Across the records that follow, count each line holding "English", and write only the total.

**INFORMATION PROVIDED:**

● ● ● ● ● ● ●

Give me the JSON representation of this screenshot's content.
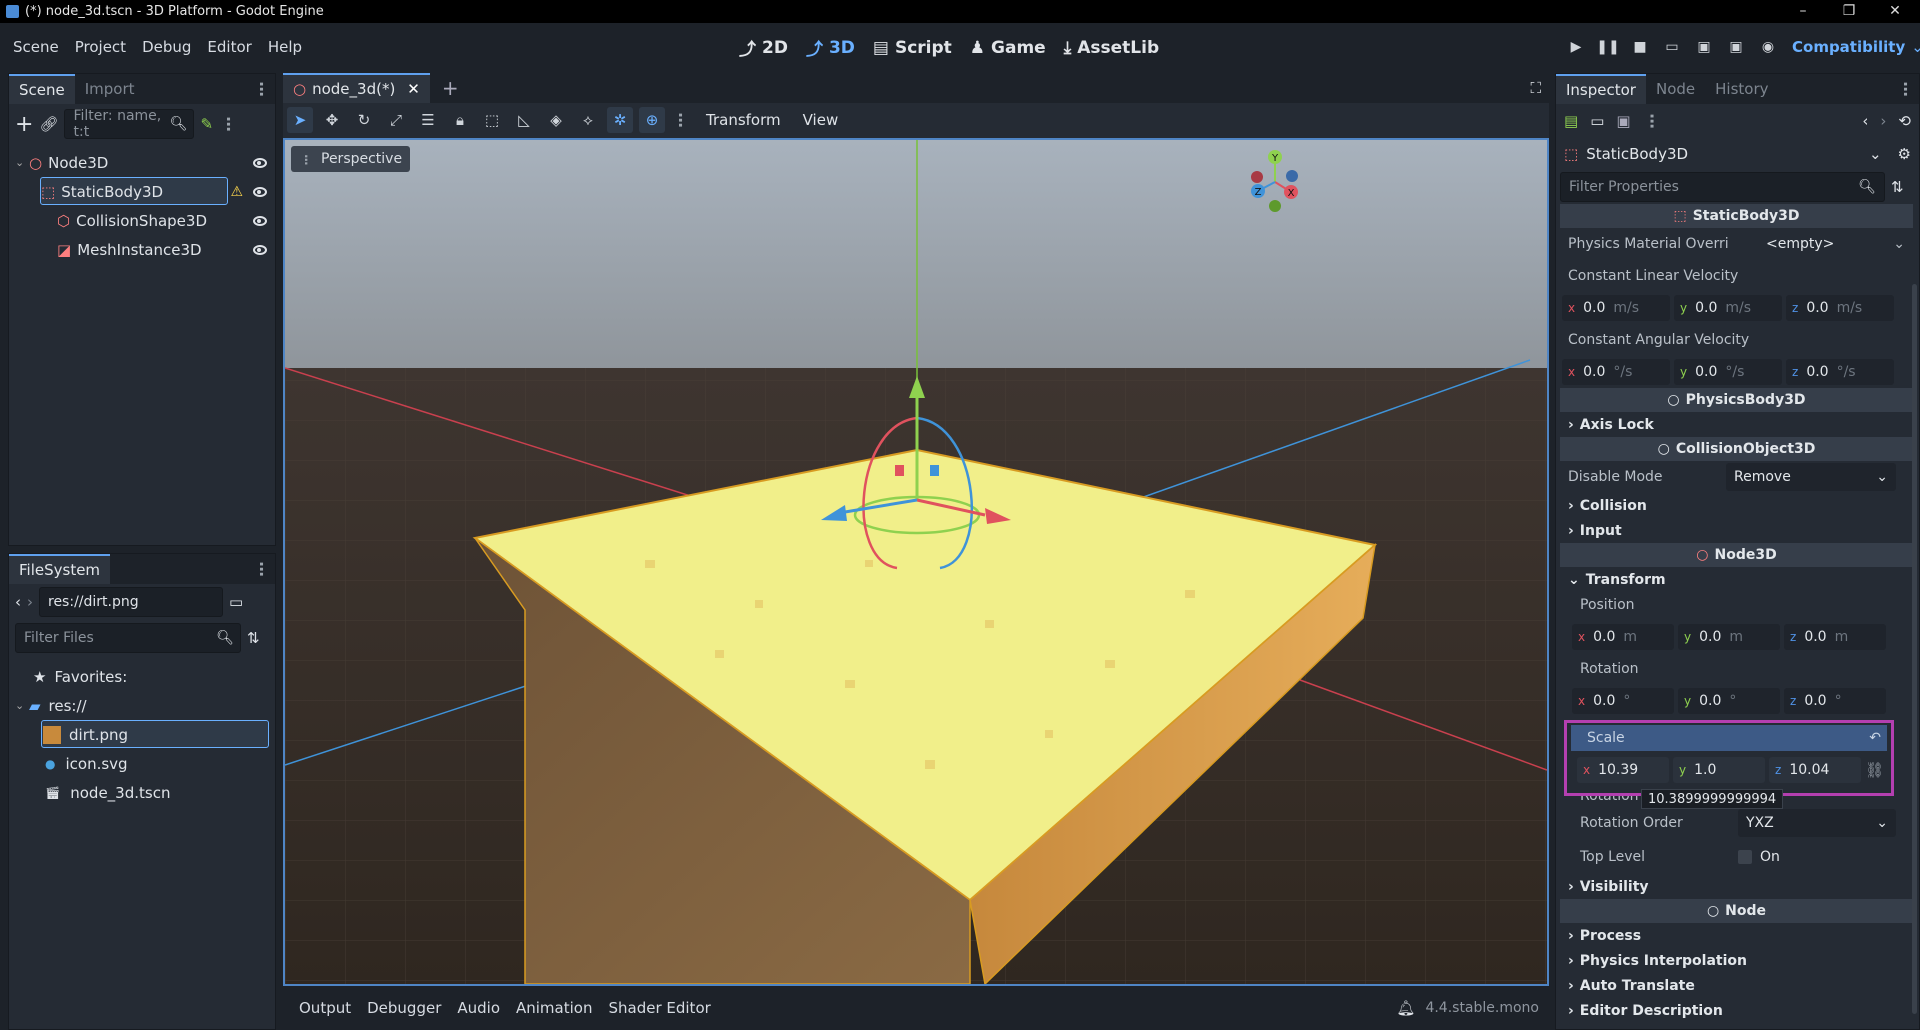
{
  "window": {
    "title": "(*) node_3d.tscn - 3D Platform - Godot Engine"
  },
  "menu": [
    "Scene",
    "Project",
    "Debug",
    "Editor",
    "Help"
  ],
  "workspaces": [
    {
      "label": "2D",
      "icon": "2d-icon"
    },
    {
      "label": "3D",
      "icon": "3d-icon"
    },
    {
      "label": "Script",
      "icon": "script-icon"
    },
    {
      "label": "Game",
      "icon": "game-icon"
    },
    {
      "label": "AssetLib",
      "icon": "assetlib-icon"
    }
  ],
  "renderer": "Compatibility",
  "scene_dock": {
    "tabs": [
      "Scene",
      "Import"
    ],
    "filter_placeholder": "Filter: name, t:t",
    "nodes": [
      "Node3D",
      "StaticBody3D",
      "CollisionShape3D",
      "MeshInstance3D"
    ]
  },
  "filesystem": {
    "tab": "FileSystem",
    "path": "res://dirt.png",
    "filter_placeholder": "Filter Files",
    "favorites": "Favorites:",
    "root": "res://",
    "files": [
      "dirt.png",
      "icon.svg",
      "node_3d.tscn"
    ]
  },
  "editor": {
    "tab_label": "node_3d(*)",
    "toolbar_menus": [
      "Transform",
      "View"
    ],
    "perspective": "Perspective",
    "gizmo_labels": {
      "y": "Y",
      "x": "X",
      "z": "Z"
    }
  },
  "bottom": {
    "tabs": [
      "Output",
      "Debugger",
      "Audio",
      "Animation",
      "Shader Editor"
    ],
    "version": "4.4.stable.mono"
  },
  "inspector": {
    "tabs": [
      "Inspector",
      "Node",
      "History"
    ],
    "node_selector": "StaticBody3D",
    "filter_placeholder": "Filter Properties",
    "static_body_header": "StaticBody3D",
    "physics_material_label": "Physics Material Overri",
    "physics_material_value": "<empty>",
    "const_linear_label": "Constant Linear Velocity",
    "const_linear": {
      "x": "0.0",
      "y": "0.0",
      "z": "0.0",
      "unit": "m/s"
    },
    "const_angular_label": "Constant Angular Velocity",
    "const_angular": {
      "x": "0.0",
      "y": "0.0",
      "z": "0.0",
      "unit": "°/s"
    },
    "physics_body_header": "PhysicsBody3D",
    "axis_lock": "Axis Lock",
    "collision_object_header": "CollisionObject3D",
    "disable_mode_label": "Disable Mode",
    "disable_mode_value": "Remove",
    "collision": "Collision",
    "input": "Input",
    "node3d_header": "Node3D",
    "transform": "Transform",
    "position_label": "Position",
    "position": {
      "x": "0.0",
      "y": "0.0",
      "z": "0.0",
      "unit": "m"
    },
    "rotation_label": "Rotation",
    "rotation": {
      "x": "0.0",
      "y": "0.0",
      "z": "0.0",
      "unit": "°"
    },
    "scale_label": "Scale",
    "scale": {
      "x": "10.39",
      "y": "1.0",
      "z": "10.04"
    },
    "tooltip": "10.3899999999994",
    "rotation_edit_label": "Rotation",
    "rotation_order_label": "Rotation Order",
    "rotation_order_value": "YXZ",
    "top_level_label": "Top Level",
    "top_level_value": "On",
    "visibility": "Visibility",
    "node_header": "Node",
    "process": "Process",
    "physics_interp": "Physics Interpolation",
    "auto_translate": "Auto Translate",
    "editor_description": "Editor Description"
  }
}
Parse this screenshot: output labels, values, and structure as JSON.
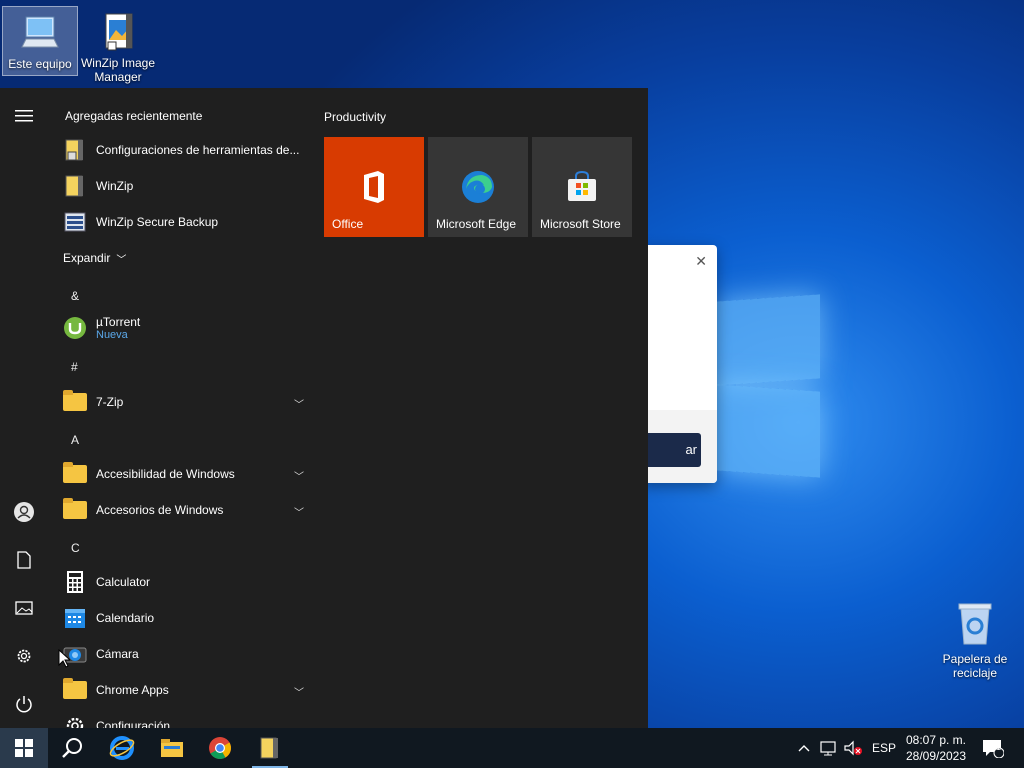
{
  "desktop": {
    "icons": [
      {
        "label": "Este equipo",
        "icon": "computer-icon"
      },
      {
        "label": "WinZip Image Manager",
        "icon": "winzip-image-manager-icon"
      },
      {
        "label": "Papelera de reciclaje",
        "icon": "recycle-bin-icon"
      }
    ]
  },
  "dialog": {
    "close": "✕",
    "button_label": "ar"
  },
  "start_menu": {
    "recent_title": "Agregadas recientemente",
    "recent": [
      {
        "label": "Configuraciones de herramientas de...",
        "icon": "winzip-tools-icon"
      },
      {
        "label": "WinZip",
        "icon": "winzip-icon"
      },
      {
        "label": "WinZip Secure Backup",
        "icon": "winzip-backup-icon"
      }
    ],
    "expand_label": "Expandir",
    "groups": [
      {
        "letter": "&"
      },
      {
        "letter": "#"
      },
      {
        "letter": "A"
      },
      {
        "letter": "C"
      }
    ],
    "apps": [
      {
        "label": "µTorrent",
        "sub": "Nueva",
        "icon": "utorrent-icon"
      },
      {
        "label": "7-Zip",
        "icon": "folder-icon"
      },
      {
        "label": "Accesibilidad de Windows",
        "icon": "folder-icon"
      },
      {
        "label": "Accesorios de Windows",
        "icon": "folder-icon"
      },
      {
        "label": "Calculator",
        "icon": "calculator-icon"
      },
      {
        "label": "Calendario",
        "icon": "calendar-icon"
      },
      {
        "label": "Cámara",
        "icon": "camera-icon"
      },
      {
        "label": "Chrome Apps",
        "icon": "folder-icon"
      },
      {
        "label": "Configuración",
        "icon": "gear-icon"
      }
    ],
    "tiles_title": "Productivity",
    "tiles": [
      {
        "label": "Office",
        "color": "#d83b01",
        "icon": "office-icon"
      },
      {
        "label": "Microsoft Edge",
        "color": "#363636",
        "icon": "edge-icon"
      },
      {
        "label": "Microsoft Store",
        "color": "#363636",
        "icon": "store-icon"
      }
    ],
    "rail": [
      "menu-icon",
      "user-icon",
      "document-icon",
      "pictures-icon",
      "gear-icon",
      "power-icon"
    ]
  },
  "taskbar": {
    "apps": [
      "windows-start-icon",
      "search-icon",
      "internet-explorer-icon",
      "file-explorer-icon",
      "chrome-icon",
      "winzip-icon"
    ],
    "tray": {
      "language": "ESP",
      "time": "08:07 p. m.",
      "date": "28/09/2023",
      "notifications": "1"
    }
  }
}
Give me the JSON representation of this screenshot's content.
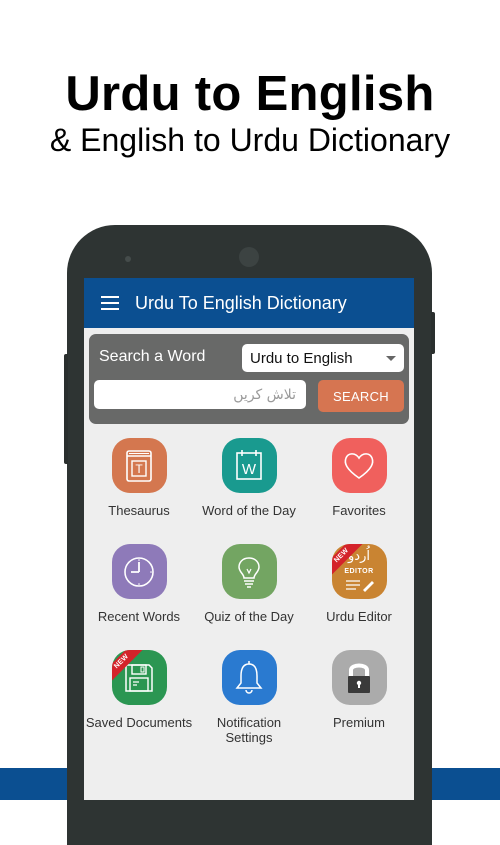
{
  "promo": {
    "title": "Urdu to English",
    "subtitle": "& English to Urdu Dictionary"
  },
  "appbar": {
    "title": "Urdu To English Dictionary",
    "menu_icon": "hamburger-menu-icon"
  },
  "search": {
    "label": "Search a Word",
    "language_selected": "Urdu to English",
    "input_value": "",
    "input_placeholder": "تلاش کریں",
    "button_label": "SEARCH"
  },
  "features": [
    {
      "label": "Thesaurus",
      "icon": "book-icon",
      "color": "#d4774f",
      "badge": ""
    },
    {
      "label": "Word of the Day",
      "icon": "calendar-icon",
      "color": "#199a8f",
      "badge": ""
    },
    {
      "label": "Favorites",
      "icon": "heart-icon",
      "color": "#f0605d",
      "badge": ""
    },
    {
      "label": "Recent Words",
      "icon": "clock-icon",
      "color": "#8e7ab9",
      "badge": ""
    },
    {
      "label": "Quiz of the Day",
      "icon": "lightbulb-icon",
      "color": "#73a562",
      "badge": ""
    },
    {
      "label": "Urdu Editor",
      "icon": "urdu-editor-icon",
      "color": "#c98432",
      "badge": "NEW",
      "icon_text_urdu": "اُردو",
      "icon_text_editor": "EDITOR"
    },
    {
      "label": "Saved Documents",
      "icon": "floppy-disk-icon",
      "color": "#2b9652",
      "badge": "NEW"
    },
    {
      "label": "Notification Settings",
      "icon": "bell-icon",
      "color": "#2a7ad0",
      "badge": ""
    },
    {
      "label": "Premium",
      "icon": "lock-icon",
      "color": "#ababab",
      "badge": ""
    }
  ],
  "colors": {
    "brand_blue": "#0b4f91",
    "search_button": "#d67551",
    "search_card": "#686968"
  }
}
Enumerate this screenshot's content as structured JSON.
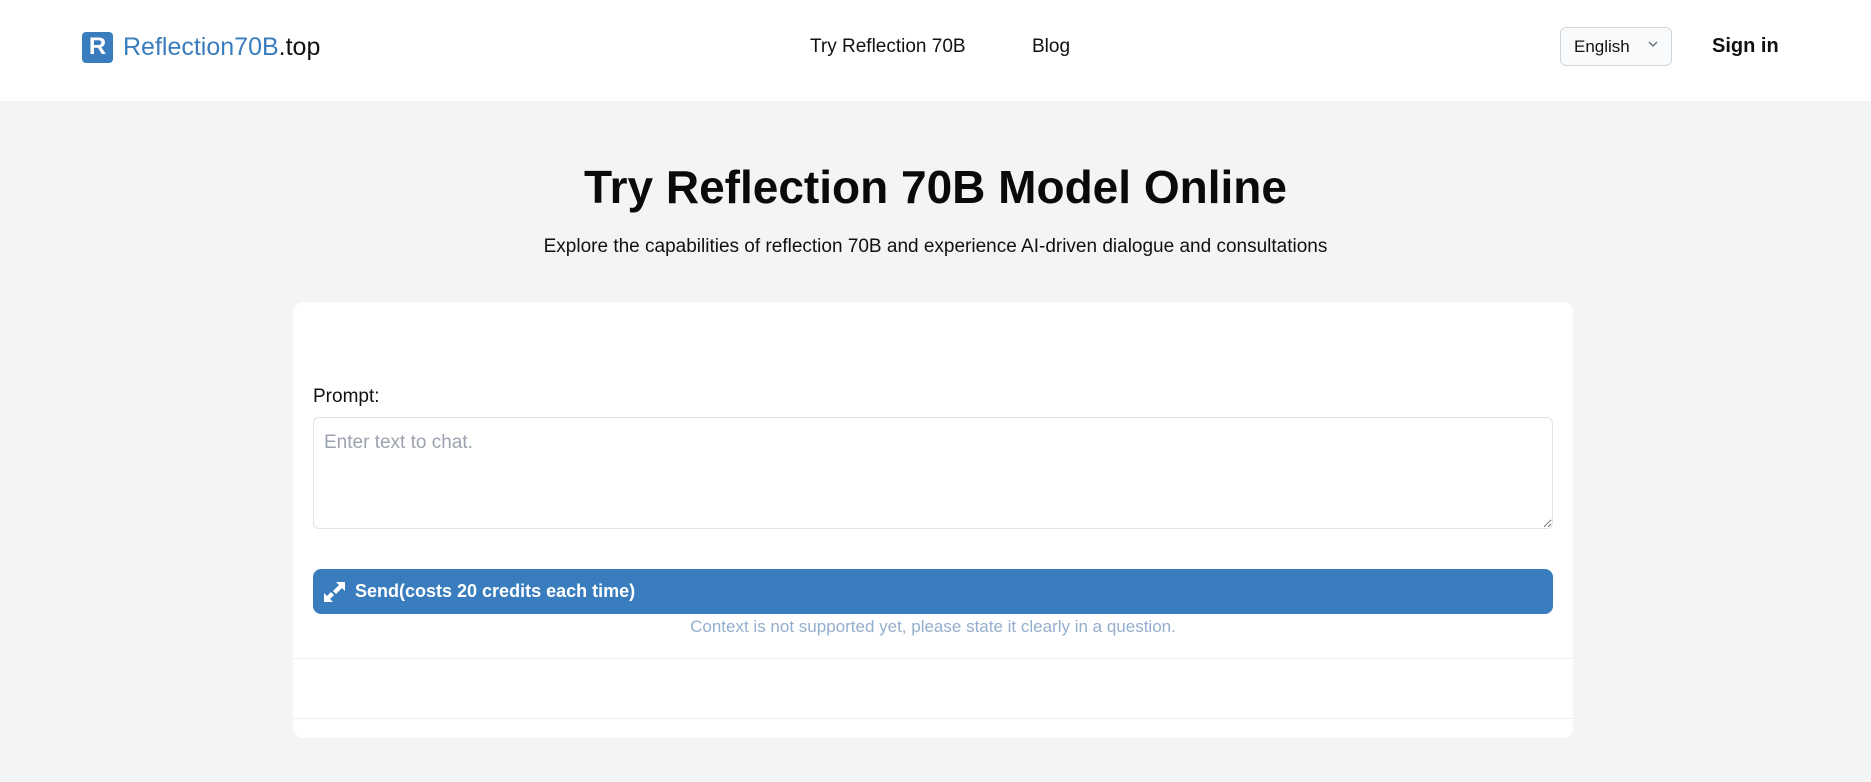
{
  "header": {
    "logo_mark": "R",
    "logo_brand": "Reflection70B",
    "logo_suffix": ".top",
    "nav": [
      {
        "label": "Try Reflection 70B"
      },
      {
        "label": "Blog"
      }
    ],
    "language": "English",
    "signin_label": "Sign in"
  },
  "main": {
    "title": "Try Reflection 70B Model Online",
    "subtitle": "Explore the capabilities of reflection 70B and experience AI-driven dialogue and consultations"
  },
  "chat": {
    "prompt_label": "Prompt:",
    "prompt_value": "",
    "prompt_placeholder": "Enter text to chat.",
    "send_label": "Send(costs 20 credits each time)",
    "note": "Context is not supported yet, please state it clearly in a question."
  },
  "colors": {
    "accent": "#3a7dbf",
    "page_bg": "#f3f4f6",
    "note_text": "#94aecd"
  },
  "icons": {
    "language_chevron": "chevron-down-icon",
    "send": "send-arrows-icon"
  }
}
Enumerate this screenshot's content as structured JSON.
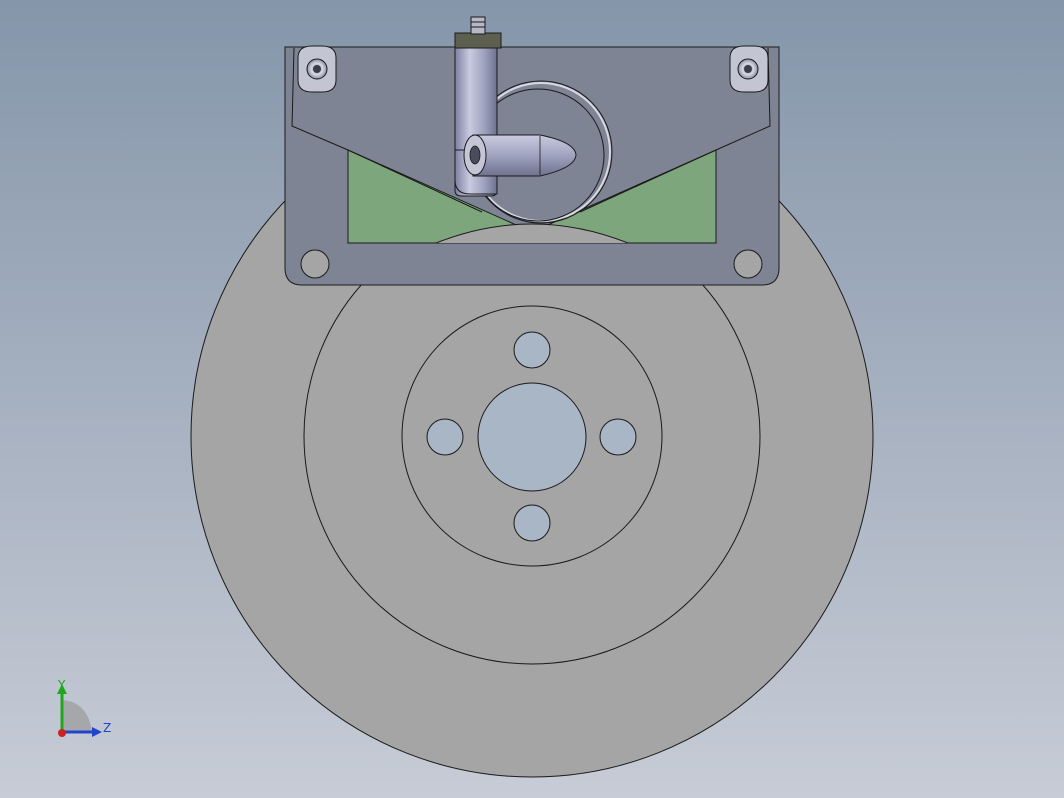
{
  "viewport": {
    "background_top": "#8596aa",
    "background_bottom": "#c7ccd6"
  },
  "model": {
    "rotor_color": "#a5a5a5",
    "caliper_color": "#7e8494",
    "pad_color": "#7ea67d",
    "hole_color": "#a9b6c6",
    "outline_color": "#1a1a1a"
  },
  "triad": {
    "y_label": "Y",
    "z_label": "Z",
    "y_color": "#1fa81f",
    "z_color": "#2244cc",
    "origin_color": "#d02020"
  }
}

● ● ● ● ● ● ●

**ANSWER:** 5